**Exercise prompt:** Output the records again verbatim.
Material provided section start
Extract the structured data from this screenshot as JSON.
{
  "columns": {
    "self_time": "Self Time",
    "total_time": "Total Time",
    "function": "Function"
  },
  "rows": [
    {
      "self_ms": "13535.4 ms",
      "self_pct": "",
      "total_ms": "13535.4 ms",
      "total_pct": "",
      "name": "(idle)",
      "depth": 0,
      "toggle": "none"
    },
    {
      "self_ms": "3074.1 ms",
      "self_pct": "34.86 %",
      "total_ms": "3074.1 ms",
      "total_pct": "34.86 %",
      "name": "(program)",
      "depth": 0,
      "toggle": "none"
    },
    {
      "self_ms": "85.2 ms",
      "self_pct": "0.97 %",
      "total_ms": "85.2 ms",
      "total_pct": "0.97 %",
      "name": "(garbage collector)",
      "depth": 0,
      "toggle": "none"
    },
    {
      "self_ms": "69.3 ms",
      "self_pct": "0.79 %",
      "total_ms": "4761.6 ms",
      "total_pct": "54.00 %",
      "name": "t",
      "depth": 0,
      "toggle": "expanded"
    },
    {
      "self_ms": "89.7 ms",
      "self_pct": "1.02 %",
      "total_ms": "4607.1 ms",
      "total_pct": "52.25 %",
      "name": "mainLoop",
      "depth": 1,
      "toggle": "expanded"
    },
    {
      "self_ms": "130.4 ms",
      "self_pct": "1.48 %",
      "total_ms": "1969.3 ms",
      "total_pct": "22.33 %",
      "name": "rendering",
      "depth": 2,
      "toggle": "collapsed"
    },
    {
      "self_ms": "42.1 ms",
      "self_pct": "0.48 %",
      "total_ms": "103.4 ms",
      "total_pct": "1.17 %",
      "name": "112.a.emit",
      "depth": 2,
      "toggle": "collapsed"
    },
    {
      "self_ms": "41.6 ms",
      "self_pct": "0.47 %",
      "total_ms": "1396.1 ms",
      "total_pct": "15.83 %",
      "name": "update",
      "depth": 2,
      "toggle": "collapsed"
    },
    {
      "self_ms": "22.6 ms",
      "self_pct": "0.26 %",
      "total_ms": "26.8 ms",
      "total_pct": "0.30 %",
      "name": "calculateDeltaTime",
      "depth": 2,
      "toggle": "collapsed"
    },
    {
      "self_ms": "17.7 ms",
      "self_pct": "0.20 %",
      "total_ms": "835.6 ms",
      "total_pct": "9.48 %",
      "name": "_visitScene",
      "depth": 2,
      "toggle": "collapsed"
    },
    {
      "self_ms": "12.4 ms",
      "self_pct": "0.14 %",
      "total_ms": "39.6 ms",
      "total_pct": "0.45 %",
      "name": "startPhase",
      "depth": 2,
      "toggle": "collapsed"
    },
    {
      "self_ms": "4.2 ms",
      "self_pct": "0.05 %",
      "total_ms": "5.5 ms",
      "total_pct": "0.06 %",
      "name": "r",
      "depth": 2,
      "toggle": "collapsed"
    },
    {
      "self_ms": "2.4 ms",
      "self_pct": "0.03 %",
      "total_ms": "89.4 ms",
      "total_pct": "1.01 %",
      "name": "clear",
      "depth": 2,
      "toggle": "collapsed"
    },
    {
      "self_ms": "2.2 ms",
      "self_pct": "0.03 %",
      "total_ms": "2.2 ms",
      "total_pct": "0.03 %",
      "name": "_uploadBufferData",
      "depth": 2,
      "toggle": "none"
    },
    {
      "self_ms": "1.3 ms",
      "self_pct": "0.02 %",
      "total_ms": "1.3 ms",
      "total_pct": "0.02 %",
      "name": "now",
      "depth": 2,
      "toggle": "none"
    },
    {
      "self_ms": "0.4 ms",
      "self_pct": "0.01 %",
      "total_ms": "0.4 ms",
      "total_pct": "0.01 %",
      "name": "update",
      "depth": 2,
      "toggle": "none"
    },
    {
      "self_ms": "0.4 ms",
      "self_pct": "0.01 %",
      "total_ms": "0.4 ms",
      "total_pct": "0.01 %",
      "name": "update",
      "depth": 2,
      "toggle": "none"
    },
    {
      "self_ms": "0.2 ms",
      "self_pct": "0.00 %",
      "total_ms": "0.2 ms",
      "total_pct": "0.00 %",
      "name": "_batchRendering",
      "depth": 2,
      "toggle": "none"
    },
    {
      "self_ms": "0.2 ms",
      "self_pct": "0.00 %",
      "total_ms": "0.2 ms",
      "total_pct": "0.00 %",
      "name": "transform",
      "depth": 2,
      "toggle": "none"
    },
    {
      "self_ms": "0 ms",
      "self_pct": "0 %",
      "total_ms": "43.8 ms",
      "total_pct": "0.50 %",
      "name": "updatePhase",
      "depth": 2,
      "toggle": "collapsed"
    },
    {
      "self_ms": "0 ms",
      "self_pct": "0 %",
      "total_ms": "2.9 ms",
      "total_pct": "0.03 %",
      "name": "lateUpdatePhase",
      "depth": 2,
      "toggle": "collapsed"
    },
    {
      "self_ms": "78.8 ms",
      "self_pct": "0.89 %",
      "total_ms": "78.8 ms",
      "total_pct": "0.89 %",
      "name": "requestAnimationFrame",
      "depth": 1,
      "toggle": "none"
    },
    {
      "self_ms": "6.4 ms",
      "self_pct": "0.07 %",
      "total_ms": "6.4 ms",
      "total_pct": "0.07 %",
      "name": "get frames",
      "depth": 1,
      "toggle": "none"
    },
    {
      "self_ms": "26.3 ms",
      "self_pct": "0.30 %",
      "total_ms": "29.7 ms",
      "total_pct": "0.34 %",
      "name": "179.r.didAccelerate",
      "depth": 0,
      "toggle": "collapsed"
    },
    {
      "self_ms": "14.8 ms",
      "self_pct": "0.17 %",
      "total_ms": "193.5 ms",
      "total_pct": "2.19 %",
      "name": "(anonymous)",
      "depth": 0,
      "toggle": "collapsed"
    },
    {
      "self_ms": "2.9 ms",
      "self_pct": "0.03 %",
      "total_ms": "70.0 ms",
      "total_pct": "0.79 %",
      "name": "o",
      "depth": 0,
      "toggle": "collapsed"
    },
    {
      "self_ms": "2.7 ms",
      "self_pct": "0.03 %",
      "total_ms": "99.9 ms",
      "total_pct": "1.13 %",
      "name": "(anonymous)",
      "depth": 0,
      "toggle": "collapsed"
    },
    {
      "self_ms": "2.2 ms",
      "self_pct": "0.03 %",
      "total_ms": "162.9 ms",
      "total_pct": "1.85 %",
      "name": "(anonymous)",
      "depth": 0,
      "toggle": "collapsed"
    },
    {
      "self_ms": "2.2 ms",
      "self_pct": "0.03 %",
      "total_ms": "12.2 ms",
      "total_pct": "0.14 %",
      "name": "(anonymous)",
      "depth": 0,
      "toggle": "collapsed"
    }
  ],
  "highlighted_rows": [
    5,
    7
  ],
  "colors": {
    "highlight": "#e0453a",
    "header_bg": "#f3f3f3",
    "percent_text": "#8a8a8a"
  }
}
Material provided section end
**Worked solution:**
Extract the structured data from this screenshot as JSON.
{
  "columns": {
    "self_time": "Self Time",
    "total_time": "Total Time",
    "function": "Function"
  },
  "rows": [
    {
      "self_ms": "13535.4 ms",
      "self_pct": "",
      "total_ms": "13535.4 ms",
      "total_pct": "",
      "name": "(idle)",
      "depth": 0,
      "toggle": "none"
    },
    {
      "self_ms": "3074.1 ms",
      "self_pct": "34.86 %",
      "total_ms": "3074.1 ms",
      "total_pct": "34.86 %",
      "name": "(program)",
      "depth": 0,
      "toggle": "none"
    },
    {
      "self_ms": "85.2 ms",
      "self_pct": "0.97 %",
      "total_ms": "85.2 ms",
      "total_pct": "0.97 %",
      "name": "(garbage collector)",
      "depth": 0,
      "toggle": "none"
    },
    {
      "self_ms": "69.3 ms",
      "self_pct": "0.79 %",
      "total_ms": "4761.6 ms",
      "total_pct": "54.00 %",
      "name": "t",
      "depth": 0,
      "toggle": "expanded"
    },
    {
      "self_ms": "89.7 ms",
      "self_pct": "1.02 %",
      "total_ms": "4607.1 ms",
      "total_pct": "52.25 %",
      "name": "mainLoop",
      "depth": 1,
      "toggle": "expanded"
    },
    {
      "self_ms": "130.4 ms",
      "self_pct": "1.48 %",
      "total_ms": "1969.3 ms",
      "total_pct": "22.33 %",
      "name": "rendering",
      "depth": 2,
      "toggle": "collapsed"
    },
    {
      "self_ms": "42.1 ms",
      "self_pct": "0.48 %",
      "total_ms": "103.4 ms",
      "total_pct": "1.17 %",
      "name": "112.a.emit",
      "depth": 2,
      "toggle": "collapsed"
    },
    {
      "self_ms": "41.6 ms",
      "self_pct": "0.47 %",
      "total_ms": "1396.1 ms",
      "total_pct": "15.83 %",
      "name": "update",
      "depth": 2,
      "toggle": "collapsed"
    },
    {
      "self_ms": "22.6 ms",
      "self_pct": "0.26 %",
      "total_ms": "26.8 ms",
      "total_pct": "0.30 %",
      "name": "calculateDeltaTime",
      "depth": 2,
      "toggle": "collapsed"
    },
    {
      "self_ms": "17.7 ms",
      "self_pct": "0.20 %",
      "total_ms": "835.6 ms",
      "total_pct": "9.48 %",
      "name": "_visitScene",
      "depth": 2,
      "toggle": "collapsed"
    },
    {
      "self_ms": "12.4 ms",
      "self_pct": "0.14 %",
      "total_ms": "39.6 ms",
      "total_pct": "0.45 %",
      "name": "startPhase",
      "depth": 2,
      "toggle": "collapsed"
    },
    {
      "self_ms": "4.2 ms",
      "self_pct": "0.05 %",
      "total_ms": "5.5 ms",
      "total_pct": "0.06 %",
      "name": "r",
      "depth": 2,
      "toggle": "collapsed"
    },
    {
      "self_ms": "2.4 ms",
      "self_pct": "0.03 %",
      "total_ms": "89.4 ms",
      "total_pct": "1.01 %",
      "name": "clear",
      "depth": 2,
      "toggle": "collapsed"
    },
    {
      "self_ms": "2.2 ms",
      "self_pct": "0.03 %",
      "total_ms": "2.2 ms",
      "total_pct": "0.03 %",
      "name": "_uploadBufferData",
      "depth": 2,
      "toggle": "none"
    },
    {
      "self_ms": "1.3 ms",
      "self_pct": "0.02 %",
      "total_ms": "1.3 ms",
      "total_pct": "0.02 %",
      "name": "now",
      "depth": 2,
      "toggle": "none"
    },
    {
      "self_ms": "0.4 ms",
      "self_pct": "0.01 %",
      "total_ms": "0.4 ms",
      "total_pct": "0.01 %",
      "name": "update",
      "depth": 2,
      "toggle": "none"
    },
    {
      "self_ms": "0.4 ms",
      "self_pct": "0.01 %",
      "total_ms": "0.4 ms",
      "total_pct": "0.01 %",
      "name": "update",
      "depth": 2,
      "toggle": "none"
    },
    {
      "self_ms": "0.2 ms",
      "self_pct": "0.00 %",
      "total_ms": "0.2 ms",
      "total_pct": "0.00 %",
      "name": "_batchRendering",
      "depth": 2,
      "toggle": "none"
    },
    {
      "self_ms": "0.2 ms",
      "self_pct": "0.00 %",
      "total_ms": "0.2 ms",
      "total_pct": "0.00 %",
      "name": "transform",
      "depth": 2,
      "toggle": "none"
    },
    {
      "self_ms": "0 ms",
      "self_pct": "0 %",
      "total_ms": "43.8 ms",
      "total_pct": "0.50 %",
      "name": "updatePhase",
      "depth": 2,
      "toggle": "collapsed"
    },
    {
      "self_ms": "0 ms",
      "self_pct": "0 %",
      "total_ms": "2.9 ms",
      "total_pct": "0.03 %",
      "name": "lateUpdatePhase",
      "depth": 2,
      "toggle": "collapsed"
    },
    {
      "self_ms": "78.8 ms",
      "self_pct": "0.89 %",
      "total_ms": "78.8 ms",
      "total_pct": "0.89 %",
      "name": "requestAnimationFrame",
      "depth": 1,
      "toggle": "none"
    },
    {
      "self_ms": "6.4 ms",
      "self_pct": "0.07 %",
      "total_ms": "6.4 ms",
      "total_pct": "0.07 %",
      "name": "get frames",
      "depth": 1,
      "toggle": "none"
    },
    {
      "self_ms": "26.3 ms",
      "self_pct": "0.30 %",
      "total_ms": "29.7 ms",
      "total_pct": "0.34 %",
      "name": "179.r.didAccelerate",
      "depth": 0,
      "toggle": "collapsed"
    },
    {
      "self_ms": "14.8 ms",
      "self_pct": "0.17 %",
      "total_ms": "193.5 ms",
      "total_pct": "2.19 %",
      "name": "(anonymous)",
      "depth": 0,
      "toggle": "collapsed"
    },
    {
      "self_ms": "2.9 ms",
      "self_pct": "0.03 %",
      "total_ms": "70.0 ms",
      "total_pct": "0.79 %",
      "name": "o",
      "depth": 0,
      "toggle": "collapsed"
    },
    {
      "self_ms": "2.7 ms",
      "self_pct": "0.03 %",
      "total_ms": "99.9 ms",
      "total_pct": "1.13 %",
      "name": "(anonymous)",
      "depth": 0,
      "toggle": "collapsed"
    },
    {
      "self_ms": "2.2 ms",
      "self_pct": "0.03 %",
      "total_ms": "162.9 ms",
      "total_pct": "1.85 %",
      "name": "(anonymous)",
      "depth": 0,
      "toggle": "collapsed"
    },
    {
      "self_ms": "2.2 ms",
      "self_pct": "0.03 %",
      "total_ms": "12.2 ms",
      "total_pct": "0.14 %",
      "name": "(anonymous)",
      "depth": 0,
      "toggle": "collapsed"
    }
  ],
  "highlighted_rows": [
    5,
    7
  ],
  "colors": {
    "highlight": "#e0453a",
    "header_bg": "#f3f3f3",
    "percent_text": "#8a8a8a"
  }
}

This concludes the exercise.